Unfortunately, it may. Another possibility is that international platforms will be replaced by domestic alternatives in markets with the capacity to deploy substitutes. This happened in India after New Delhi banned TikTok, and in some ways the deliberations over TikTok’s operations in the United States mirror this trend. Leaders at Chinese state media outlets have called for countries around the world to take similar actions against U.S. platforms. This will not necessarily happen, but people are thinking about the precedent set by government actions.

In the past five years, the internet has gone from being seen primarily as an enabler of human freedom to a source of myriad national security threats. This shift in perspective came wickedly fast and could have all kinds of dramatic consequences.

It’s interesting to contrast TikTok’s division from Douyin with WeChat, which has maintained a unified platform both in and outside China. Observers have questions about CCP censorship on TikTok, but we know that large-scale censorship exists on WeChat because the platform straddles the Great Firewall. Its users in mainland China are operating the same application as its users elsewhere. This is not the case for TikTok, and it changes the rules and incentives governing the platform.

Most platforms today are like WeChat—they straddle national borders. Tomorrow’s platforms may look more like TikTok and Douyin.

What would you suggest social media companies do to combat the influence of authoritarian censorship in Asia?

Whenever possible, it is incredibly important for social media companies to engage with independent activists and civil-society organizations working to protect free expression, combat censorship, and respond to international authoritarian influence. These relationships are the best way for companies to get feedback about their policies and better understand the threats facing democratic actors—and democracies—around the world.

But these relationships cannot just be window dressing. Civil society needs to be respected as an important partner. There is the potential for civil-society relationships with platforms to become jaded if one party feels like it is being used as a prop for public relations purposes. The desire to do better must be genuine, and platforms need to be willing to take feedback seriously and make real sacrifices to safeguard democratic freedom.

In the long term, such engagement will be worth it. Most social media companies emerged and grew in environments marked by political freedom and the rule of law. If these rules-based systems buckle under the weight of authoritarian demands, their independence and, ultimately, their bottom lines will be the worse for it.

Dean Jackson is a Program Officer for the International Forum for Democratic Studies of the National Endowment for Democracy.
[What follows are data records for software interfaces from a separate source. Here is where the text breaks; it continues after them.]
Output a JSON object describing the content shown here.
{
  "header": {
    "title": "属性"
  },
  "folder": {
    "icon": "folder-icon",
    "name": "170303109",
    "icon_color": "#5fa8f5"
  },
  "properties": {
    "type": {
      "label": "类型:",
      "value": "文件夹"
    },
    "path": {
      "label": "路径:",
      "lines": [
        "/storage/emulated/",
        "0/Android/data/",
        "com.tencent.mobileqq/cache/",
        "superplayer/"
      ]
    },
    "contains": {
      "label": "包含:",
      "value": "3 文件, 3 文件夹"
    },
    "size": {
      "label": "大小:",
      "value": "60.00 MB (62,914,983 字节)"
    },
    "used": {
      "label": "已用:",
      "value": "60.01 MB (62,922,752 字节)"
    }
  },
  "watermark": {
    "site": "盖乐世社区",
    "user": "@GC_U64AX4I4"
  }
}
His research focuses on disinformation, media, and technology.

This interview was conducted by Yen-Zhi Peng while an intern with the Political and Security Affairs group at NBR.